The Safety Consultation and Training Section (SCATS) of the Division of Industrial Relations is urging Nevada employers to establish and implement a heat illness prevention program as the temperatures in Nevada begin to rise.

Every year, thousands of workers suffer from serious heat-related illnesses. If not quickly treated, heat exhaustion can become heat stroke, killing an average of 30 workers annually since 2003, according to the U.S. Department of Labor.

In conjunction with the Department of Labor’s national outreach campaign, SCATS is reminding employers and workers that heat-related illness is preventable by following three simple steps: water, rest and shade.

Heat related illness can be prevented by following a few simple measures:

  • Drink Water every 15 minutes, even if you are not thirsty
  • Rest in the shade to cool down
  • Wear a hat and light-colored clothing
  • Learn the signs of heat illness and what to do in an emergency
  • Keep an eye on fellow workers
  • “Easy does it” on your first days of work in the heat


Outdoor operations conducted in hot weather and direct sun, such as farm work, construction, oil and gas well operations, asbestos removal, landscaping, emergency response operations, and hazardous waste site activities, also increase the risk of heat-related illness in exposed workers.

OSHA has developed heat illness educational material in English and Spanish, as well as a curriculum to be used for workplace training. Additionally, a web page provides information and resources on heat illness – including how to prevent it and what to do in case of an emergency – for workers and employers. For more information or resources, visit

The heat index, which takes both temperature and humidity into account, is a useful tool for outdoor workers and employers (see Using the Heat Index: A Guide for Employers).
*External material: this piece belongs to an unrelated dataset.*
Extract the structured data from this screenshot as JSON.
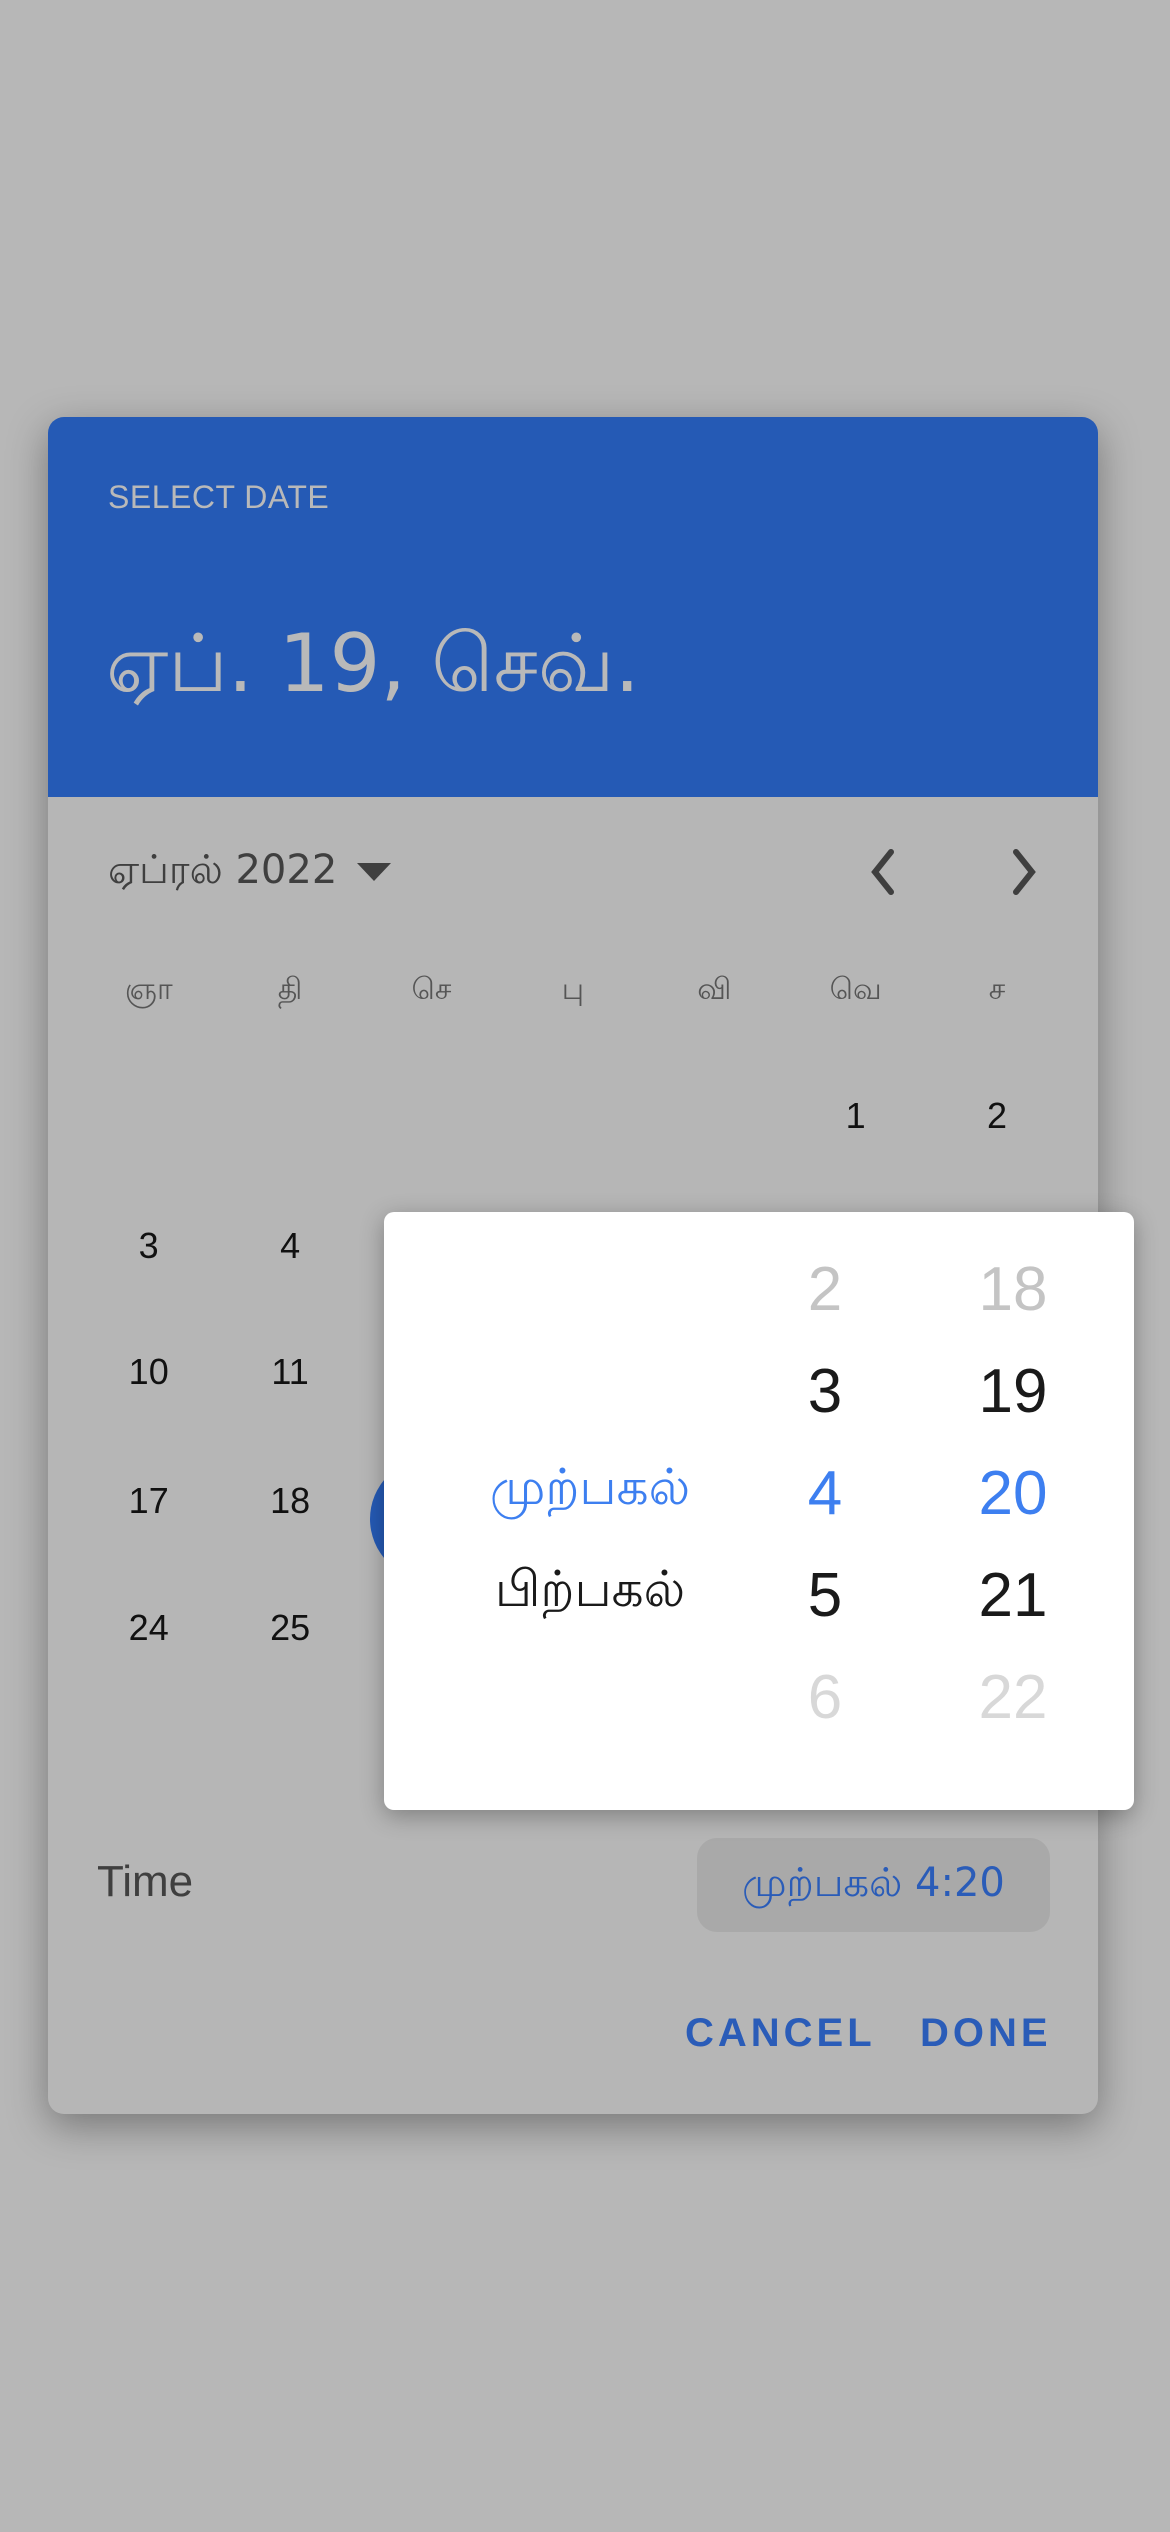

Employers and employees can also access the free education and consultation services provided by SCATS that focus on the prevention of workplace injury and illness. To learn more about SCATS services, please visit